Your goal:
The records below are to be reproduced exactly, and no picture should appear in the copy.

====== Information supplied ======

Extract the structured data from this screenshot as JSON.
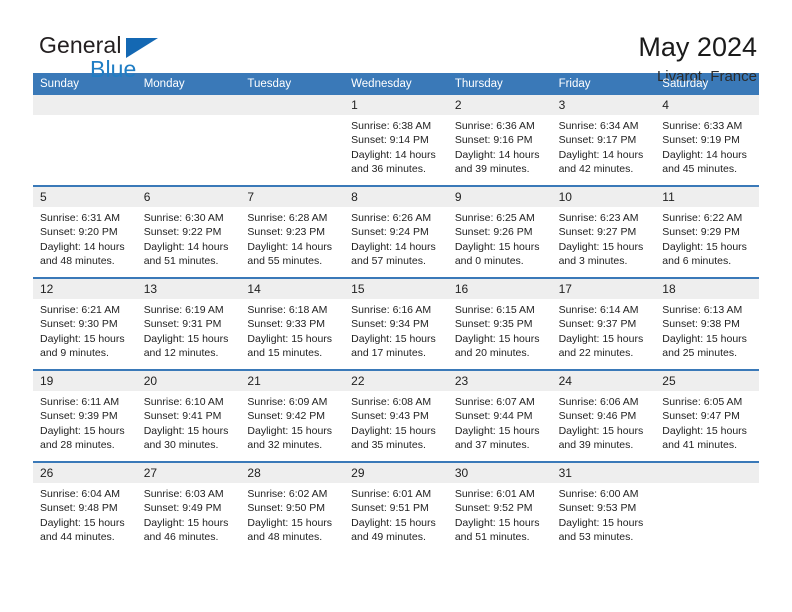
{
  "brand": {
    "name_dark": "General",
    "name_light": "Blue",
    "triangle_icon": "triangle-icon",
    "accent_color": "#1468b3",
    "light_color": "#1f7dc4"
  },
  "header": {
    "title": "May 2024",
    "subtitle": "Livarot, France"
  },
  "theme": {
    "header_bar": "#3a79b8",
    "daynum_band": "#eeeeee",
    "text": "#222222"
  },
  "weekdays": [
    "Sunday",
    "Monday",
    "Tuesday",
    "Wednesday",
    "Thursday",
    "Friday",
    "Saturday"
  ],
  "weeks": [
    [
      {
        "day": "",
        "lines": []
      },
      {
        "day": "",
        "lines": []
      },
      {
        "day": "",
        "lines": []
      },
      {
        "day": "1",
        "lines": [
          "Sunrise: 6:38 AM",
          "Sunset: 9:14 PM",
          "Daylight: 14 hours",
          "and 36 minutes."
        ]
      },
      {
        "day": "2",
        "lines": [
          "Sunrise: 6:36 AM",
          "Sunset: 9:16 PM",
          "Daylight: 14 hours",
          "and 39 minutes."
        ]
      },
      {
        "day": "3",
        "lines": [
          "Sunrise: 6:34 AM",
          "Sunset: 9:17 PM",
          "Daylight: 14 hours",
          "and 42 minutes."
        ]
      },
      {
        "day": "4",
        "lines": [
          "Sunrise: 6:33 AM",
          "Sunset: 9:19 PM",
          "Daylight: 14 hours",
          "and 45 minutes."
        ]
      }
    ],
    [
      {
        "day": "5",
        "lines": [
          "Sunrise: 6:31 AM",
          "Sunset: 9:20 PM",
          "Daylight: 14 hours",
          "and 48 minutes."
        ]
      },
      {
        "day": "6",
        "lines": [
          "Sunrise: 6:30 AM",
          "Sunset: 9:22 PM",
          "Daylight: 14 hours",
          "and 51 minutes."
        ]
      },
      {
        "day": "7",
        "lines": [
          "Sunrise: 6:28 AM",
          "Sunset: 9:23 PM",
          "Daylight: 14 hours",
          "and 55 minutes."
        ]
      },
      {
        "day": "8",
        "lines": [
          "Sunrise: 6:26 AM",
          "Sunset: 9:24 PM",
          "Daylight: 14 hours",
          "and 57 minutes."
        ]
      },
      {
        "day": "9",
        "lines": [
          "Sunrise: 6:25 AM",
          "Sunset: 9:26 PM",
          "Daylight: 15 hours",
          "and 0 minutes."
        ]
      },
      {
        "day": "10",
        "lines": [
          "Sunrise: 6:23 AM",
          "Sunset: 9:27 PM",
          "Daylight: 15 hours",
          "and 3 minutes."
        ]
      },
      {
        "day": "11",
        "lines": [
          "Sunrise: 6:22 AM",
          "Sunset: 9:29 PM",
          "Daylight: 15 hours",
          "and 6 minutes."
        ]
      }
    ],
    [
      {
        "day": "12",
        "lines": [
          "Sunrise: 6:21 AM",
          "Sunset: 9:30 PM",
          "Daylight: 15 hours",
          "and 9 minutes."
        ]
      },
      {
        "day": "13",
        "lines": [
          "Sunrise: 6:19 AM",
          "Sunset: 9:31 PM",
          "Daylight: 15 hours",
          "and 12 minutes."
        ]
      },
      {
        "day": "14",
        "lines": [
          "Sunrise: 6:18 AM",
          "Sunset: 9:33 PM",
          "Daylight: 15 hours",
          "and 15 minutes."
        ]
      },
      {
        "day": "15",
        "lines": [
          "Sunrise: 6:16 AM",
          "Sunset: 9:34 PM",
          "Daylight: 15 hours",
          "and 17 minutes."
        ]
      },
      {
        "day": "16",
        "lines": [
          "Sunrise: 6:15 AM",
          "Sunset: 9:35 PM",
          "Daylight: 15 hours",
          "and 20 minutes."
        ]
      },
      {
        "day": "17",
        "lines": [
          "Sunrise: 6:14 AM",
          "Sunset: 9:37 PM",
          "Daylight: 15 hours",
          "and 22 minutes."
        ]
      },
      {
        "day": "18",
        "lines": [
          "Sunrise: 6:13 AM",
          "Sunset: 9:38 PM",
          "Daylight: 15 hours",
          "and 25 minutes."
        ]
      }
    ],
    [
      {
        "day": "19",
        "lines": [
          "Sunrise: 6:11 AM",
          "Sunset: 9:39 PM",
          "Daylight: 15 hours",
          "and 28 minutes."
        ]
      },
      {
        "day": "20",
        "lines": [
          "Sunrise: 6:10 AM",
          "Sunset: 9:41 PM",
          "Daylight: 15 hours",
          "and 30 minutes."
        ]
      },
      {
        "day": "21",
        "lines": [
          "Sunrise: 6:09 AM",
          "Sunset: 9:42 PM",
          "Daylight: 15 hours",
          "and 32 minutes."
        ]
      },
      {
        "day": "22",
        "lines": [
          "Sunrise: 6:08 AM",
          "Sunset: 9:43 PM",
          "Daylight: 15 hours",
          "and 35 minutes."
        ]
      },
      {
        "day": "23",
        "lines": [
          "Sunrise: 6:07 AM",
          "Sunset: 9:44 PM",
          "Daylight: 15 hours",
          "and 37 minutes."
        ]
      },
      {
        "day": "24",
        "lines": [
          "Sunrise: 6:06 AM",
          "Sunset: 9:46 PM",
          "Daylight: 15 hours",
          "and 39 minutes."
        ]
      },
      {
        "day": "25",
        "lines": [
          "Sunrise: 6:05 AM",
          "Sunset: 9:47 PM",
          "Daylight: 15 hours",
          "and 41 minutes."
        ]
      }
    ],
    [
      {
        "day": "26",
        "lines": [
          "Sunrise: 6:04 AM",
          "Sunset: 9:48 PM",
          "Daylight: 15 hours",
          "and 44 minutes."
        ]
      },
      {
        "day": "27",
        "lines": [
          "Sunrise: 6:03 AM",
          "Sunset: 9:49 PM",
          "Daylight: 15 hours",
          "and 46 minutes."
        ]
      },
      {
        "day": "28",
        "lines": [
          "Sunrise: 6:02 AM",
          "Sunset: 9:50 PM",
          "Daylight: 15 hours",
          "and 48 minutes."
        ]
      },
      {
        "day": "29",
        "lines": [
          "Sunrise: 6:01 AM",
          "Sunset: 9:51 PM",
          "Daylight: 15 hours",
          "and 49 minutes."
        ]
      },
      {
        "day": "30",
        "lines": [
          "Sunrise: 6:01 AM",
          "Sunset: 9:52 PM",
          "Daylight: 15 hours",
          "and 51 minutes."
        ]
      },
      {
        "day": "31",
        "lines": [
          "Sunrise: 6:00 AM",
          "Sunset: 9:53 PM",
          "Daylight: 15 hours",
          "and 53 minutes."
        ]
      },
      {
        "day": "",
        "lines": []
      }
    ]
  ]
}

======

Expected answer:
Extract the structured data from this screenshot as JSON.
{
  "brand": {
    "name_dark": "General",
    "name_light": "Blue",
    "triangle_icon": "triangle-icon",
    "accent_color": "#1468b3",
    "light_color": "#1f7dc4"
  },
  "header": {
    "title": "May 2024",
    "subtitle": "Livarot, France"
  },
  "theme": {
    "header_bar": "#3a79b8",
    "daynum_band": "#eeeeee",
    "text": "#222222"
  },
  "weekdays": [
    "Sunday",
    "Monday",
    "Tuesday",
    "Wednesday",
    "Thursday",
    "Friday",
    "Saturday"
  ],
  "weeks": [
    [
      {
        "day": "",
        "lines": []
      },
      {
        "day": "",
        "lines": []
      },
      {
        "day": "",
        "lines": []
      },
      {
        "day": "1",
        "lines": [
          "Sunrise: 6:38 AM",
          "Sunset: 9:14 PM",
          "Daylight: 14 hours",
          "and 36 minutes."
        ]
      },
      {
        "day": "2",
        "lines": [
          "Sunrise: 6:36 AM",
          "Sunset: 9:16 PM",
          "Daylight: 14 hours",
          "and 39 minutes."
        ]
      },
      {
        "day": "3",
        "lines": [
          "Sunrise: 6:34 AM",
          "Sunset: 9:17 PM",
          "Daylight: 14 hours",
          "and 42 minutes."
        ]
      },
      {
        "day": "4",
        "lines": [
          "Sunrise: 6:33 AM",
          "Sunset: 9:19 PM",
          "Daylight: 14 hours",
          "and 45 minutes."
        ]
      }
    ],
    [
      {
        "day": "5",
        "lines": [
          "Sunrise: 6:31 AM",
          "Sunset: 9:20 PM",
          "Daylight: 14 hours",
          "and 48 minutes."
        ]
      },
      {
        "day": "6",
        "lines": [
          "Sunrise: 6:30 AM",
          "Sunset: 9:22 PM",
          "Daylight: 14 hours",
          "and 51 minutes."
        ]
      },
      {
        "day": "7",
        "lines": [
          "Sunrise: 6:28 AM",
          "Sunset: 9:23 PM",
          "Daylight: 14 hours",
          "and 55 minutes."
        ]
      },
      {
        "day": "8",
        "lines": [
          "Sunrise: 6:26 AM",
          "Sunset: 9:24 PM",
          "Daylight: 14 hours",
          "and 57 minutes."
        ]
      },
      {
        "day": "9",
        "lines": [
          "Sunrise: 6:25 AM",
          "Sunset: 9:26 PM",
          "Daylight: 15 hours",
          "and 0 minutes."
        ]
      },
      {
        "day": "10",
        "lines": [
          "Sunrise: 6:23 AM",
          "Sunset: 9:27 PM",
          "Daylight: 15 hours",
          "and 3 minutes."
        ]
      },
      {
        "day": "11",
        "lines": [
          "Sunrise: 6:22 AM",
          "Sunset: 9:29 PM",
          "Daylight: 15 hours",
          "and 6 minutes."
        ]
      }
    ],
    [
      {
        "day": "12",
        "lines": [
          "Sunrise: 6:21 AM",
          "Sunset: 9:30 PM",
          "Daylight: 15 hours",
          "and 9 minutes."
        ]
      },
      {
        "day": "13",
        "lines": [
          "Sunrise: 6:19 AM",
          "Sunset: 9:31 PM",
          "Daylight: 15 hours",
          "and 12 minutes."
        ]
      },
      {
        "day": "14",
        "lines": [
          "Sunrise: 6:18 AM",
          "Sunset: 9:33 PM",
          "Daylight: 15 hours",
          "and 15 minutes."
        ]
      },
      {
        "day": "15",
        "lines": [
          "Sunrise: 6:16 AM",
          "Sunset: 9:34 PM",
          "Daylight: 15 hours",
          "and 17 minutes."
        ]
      },
      {
        "day": "16",
        "lines": [
          "Sunrise: 6:15 AM",
          "Sunset: 9:35 PM",
          "Daylight: 15 hours",
          "and 20 minutes."
        ]
      },
      {
        "day": "17",
        "lines": [
          "Sunrise: 6:14 AM",
          "Sunset: 9:37 PM",
          "Daylight: 15 hours",
          "and 22 minutes."
        ]
      },
      {
        "day": "18",
        "lines": [
          "Sunrise: 6:13 AM",
          "Sunset: 9:38 PM",
          "Daylight: 15 hours",
          "and 25 minutes."
        ]
      }
    ],
    [
      {
        "day": "19",
        "lines": [
          "Sunrise: 6:11 AM",
          "Sunset: 9:39 PM",
          "Daylight: 15 hours",
          "and 28 minutes."
        ]
      },
      {
        "day": "20",
        "lines": [
          "Sunrise: 6:10 AM",
          "Sunset: 9:41 PM",
          "Daylight: 15 hours",
          "and 30 minutes."
        ]
      },
      {
        "day": "21",
        "lines": [
          "Sunrise: 6:09 AM",
          "Sunset: 9:42 PM",
          "Daylight: 15 hours",
          "and 32 minutes."
        ]
      },
      {
        "day": "22",
        "lines": [
          "Sunrise: 6:08 AM",
          "Sunset: 9:43 PM",
          "Daylight: 15 hours",
          "and 35 minutes."
        ]
      },
      {
        "day": "23",
        "lines": [
          "Sunrise: 6:07 AM",
          "Sunset: 9:44 PM",
          "Daylight: 15 hours",
          "and 37 minutes."
        ]
      },
      {
        "day": "24",
        "lines": [
          "Sunrise: 6:06 AM",
          "Sunset: 9:46 PM",
          "Daylight: 15 hours",
          "and 39 minutes."
        ]
      },
      {
        "day": "25",
        "lines": [
          "Sunrise: 6:05 AM",
          "Sunset: 9:47 PM",
          "Daylight: 15 hours",
          "and 41 minutes."
        ]
      }
    ],
    [
      {
        "day": "26",
        "lines": [
          "Sunrise: 6:04 AM",
          "Sunset: 9:48 PM",
          "Daylight: 15 hours",
          "and 44 minutes."
        ]
      },
      {
        "day": "27",
        "lines": [
          "Sunrise: 6:03 AM",
          "Sunset: 9:49 PM",
          "Daylight: 15 hours",
          "and 46 minutes."
        ]
      },
      {
        "day": "28",
        "lines": [
          "Sunrise: 6:02 AM",
          "Sunset: 9:50 PM",
          "Daylight: 15 hours",
          "and 48 minutes."
        ]
      },
      {
        "day": "29",
        "lines": [
          "Sunrise: 6:01 AM",
          "Sunset: 9:51 PM",
          "Daylight: 15 hours",
          "and 49 minutes."
        ]
      },
      {
        "day": "30",
        "lines": [
          "Sunrise: 6:01 AM",
          "Sunset: 9:52 PM",
          "Daylight: 15 hours",
          "and 51 minutes."
        ]
      },
      {
        "day": "31",
        "lines": [
          "Sunrise: 6:00 AM",
          "Sunset: 9:53 PM",
          "Daylight: 15 hours",
          "and 53 minutes."
        ]
      },
      {
        "day": "",
        "lines": []
      }
    ]
  ]
}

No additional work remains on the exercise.